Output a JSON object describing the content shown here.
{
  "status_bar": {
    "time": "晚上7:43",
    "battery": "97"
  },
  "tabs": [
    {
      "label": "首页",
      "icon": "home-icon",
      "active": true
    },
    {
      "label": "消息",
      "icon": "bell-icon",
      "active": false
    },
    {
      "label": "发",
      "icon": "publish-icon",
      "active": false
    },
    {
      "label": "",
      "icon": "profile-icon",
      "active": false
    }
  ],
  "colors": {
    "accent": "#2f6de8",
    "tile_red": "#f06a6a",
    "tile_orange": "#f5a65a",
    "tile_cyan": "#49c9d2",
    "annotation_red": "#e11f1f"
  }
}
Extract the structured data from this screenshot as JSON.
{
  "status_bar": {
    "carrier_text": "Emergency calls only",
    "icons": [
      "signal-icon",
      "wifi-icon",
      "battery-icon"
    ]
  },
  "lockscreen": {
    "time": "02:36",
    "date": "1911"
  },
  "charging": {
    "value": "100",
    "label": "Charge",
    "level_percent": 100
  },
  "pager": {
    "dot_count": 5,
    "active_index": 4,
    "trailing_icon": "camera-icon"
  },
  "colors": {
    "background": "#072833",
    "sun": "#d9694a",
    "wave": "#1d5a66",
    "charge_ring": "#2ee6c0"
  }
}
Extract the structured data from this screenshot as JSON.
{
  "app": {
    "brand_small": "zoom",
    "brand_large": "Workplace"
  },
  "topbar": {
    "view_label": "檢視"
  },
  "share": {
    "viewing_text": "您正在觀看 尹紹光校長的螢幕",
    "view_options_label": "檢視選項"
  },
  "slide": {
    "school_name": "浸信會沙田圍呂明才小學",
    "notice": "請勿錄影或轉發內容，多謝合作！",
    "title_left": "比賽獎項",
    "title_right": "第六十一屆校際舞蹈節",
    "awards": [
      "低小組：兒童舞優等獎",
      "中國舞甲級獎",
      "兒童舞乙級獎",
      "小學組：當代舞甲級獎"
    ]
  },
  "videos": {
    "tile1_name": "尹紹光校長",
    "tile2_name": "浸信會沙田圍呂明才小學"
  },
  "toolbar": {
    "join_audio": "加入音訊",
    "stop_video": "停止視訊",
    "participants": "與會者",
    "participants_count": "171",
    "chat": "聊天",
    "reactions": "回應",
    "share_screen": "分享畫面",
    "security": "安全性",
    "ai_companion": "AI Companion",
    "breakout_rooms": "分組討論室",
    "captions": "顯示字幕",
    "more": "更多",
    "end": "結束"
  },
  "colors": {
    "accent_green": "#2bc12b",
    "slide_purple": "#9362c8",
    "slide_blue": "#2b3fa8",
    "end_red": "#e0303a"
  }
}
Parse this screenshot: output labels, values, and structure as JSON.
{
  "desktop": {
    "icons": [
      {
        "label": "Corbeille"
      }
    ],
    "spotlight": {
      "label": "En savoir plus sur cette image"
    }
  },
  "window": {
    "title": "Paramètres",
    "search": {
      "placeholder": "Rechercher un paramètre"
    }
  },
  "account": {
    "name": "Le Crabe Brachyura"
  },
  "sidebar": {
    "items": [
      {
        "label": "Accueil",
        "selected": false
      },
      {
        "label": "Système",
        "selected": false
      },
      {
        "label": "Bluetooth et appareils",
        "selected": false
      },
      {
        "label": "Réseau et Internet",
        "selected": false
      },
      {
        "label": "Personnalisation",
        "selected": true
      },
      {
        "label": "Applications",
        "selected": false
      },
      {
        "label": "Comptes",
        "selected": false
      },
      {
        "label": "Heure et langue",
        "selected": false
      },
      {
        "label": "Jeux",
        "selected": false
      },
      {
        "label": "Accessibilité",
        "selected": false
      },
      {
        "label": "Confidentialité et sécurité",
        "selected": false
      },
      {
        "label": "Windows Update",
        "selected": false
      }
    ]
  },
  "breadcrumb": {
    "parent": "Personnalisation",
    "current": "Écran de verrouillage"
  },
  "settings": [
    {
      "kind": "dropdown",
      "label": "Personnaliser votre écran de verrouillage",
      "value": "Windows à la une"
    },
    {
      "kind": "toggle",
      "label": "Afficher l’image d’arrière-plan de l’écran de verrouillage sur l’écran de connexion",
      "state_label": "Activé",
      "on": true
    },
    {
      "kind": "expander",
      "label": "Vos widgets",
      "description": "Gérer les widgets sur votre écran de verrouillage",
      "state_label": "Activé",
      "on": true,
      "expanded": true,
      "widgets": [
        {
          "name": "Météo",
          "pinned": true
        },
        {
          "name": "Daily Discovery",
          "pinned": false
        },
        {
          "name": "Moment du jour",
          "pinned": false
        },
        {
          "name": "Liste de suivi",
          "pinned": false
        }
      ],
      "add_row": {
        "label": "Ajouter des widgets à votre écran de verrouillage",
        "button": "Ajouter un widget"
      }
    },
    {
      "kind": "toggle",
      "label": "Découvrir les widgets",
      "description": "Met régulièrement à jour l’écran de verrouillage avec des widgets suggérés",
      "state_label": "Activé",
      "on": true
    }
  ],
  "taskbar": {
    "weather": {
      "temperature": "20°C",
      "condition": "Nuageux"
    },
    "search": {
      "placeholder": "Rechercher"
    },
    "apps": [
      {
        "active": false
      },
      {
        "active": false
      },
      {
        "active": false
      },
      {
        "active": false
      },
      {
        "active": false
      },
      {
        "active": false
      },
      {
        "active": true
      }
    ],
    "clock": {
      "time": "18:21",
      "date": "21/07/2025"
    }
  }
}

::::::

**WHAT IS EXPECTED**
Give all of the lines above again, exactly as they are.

**SOLUTION TO THE PROBLEM**
Output a JSON object describing the content shown here.
{
  "status_bar": {
    "time": "晚上7:43",
    "battery": "97"
  },
  "tabs": [
    {
      "label": "首页",
      "icon": "home-icon",
      "active": true
    },
    {
      "label": "消息",
      "icon": "bell-icon",
      "active": false
    },
    {
      "label": "发",
      "icon": "publish-icon",
      "active": false
    },
    {
      "label": "",
      "icon": "profile-icon",
      "active": false
    }
  ],
  "colors": {
    "accent": "#2f6de8",
    "tile_red": "#f06a6a",
    "tile_orange": "#f5a65a",
    "tile_cyan": "#49c9d2",
    "annotation_red": "#e11f1f"
  }
}
Extract the structured data from this screenshot as JSON.
{
  "status_bar": {
    "carrier_text": "Emergency calls only",
    "icons": [
      "signal-icon",
      "wifi-icon",
      "battery-icon"
    ]
  },
  "lockscreen": {
    "time": "02:36",
    "date": "1911"
  },
  "charging": {
    "value": "100",
    "label": "Charge",
    "level_percent": 100
  },
  "pager": {
    "dot_count": 5,
    "active_index": 4,
    "trailing_icon": "camera-icon"
  },
  "colors": {
    "background": "#072833",
    "sun": "#d9694a",
    "wave": "#1d5a66",
    "charge_ring": "#2ee6c0"
  }
}
Extract the structured data from this screenshot as JSON.
{
  "app": {
    "brand_small": "zoom",
    "brand_large": "Workplace"
  },
  "topbar": {
    "view_label": "檢視"
  },
  "share": {
    "viewing_text": "您正在觀看 尹紹光校長的螢幕",
    "view_options_label": "檢視選項"
  },
  "slide": {
    "school_name": "浸信會沙田圍呂明才小學",
    "notice": "請勿錄影或轉發內容，多謝合作！",
    "title_left": "比賽獎項",
    "title_right": "第六十一屆校際舞蹈節",
    "awards": [
      "低小組：兒童舞優等獎",
      "中國舞甲級獎",
      "兒童舞乙級獎",
      "小學組：當代舞甲級獎"
    ]
  },
  "videos": {
    "tile1_name": "尹紹光校長",
    "tile2_name": "浸信會沙田圍呂明才小學"
  },
  "toolbar": {
    "join_audio": "加入音訊",
    "stop_video": "停止視訊",
    "participants": "與會者",
    "participants_count": "171",
    "chat": "聊天",
    "reactions": "回應",
    "share_screen": "分享畫面",
    "security": "安全性",
    "ai_companion": "AI Companion",
    "breakout_rooms": "分組討論室",
    "captions": "顯示字幕",
    "more": "更多",
    "end": "結束"
  },
  "colors": {
    "accent_green": "#2bc12b",
    "slide_purple": "#9362c8",
    "slide_blue": "#2b3fa8",
    "end_red": "#e0303a"
  }
}
Parse this screenshot: output labels, values, and structure as JSON.
{
  "desktop": {
    "icons": [
      {
        "label": "Corbeille"
      }
    ],
    "spotlight": {
      "label": "En savoir plus sur cette image"
    }
  },
  "window": {
    "title": "Paramètres",
    "search": {
      "placeholder": "Rechercher un paramètre"
    }
  },
  "account": {
    "name": "Le Crabe Brachyura"
  },
  "sidebar": {
    "items": [
      {
        "label": "Accueil",
        "selected": false
      },
      {
        "label": "Système",
        "selected": false
      },
      {
        "label": "Bluetooth et appareils",
        "selected": false
      },
      {
        "label": "Réseau et Internet",
        "selected": false
      },
      {
        "label": "Personnalisation",
        "selected": true
      },
      {
        "label": "Applications",
        "selected": false
      },
      {
        "label": "Comptes",
        "selected": false
      },
      {
        "label": "Heure et langue",
        "selected": false
      },
      {
        "label": "Jeux",
        "selected": false
      },
      {
        "label": "Accessibilité",
        "selected": false
      },
      {
        "label": "Confidentialité et sécurité",
        "selected": false
      },
      {
        "label": "Windows Update",
        "selected": false
      }
    ]
  },
  "breadcrumb": {
    "parent": "Personnalisation",
    "current": "Écran de verrouillage"
  },
  "settings": [
    {
      "kind": "dropdown",
      "label": "Personnaliser votre écran de verrouillage",
      "value": "Windows à la une"
    },
    {
      "kind": "toggle",
      "label": "Afficher l’image d’arrière-plan de l’écran de verrouillage sur l’écran de connexion",
      "state_label": "Activé",
      "on": true
    },
    {
      "kind": "expander",
      "label": "Vos widgets",
      "description": "Gérer les widgets sur votre écran de verrouillage",
      "state_label": "Activé",
      "on": true,
      "expanded": true,
      "widgets": [
        {
          "name": "Météo",
          "pinned": true
        },
        {
          "name": "Daily Discovery",
          "pinned": false
        },
        {
          "name": "Moment du jour",
          "pinned": false
        },
        {
          "name": "Liste de suivi",
          "pinned": false
        }
      ],
      "add_row": {
        "label": "Ajouter des widgets à votre écran de verrouillage",
        "button": "Ajouter un widget"
      }
    },
    {
      "kind": "toggle",
      "label": "Découvrir les widgets",
      "description": "Met régulièrement à jour l’écran de verrouillage avec des widgets suggérés",
      "state_label": "Activé",
      "on": true
    }
  ],
  "taskbar": {
    "weather": {
      "temperature": "20°C",
      "condition": "Nuageux"
    },
    "search": {
      "placeholder": "Rechercher"
    },
    "apps": [
      {
        "active": false
      },
      {
        "active": false
      },
      {
        "active": false
      },
      {
        "active": false
      },
      {
        "active": false
      },
      {
        "active": false
      },
      {
        "active": true
      }
    ],
    "clock": {
      "time": "18:21",
      "date": "21/07/2025"
    }
  }
}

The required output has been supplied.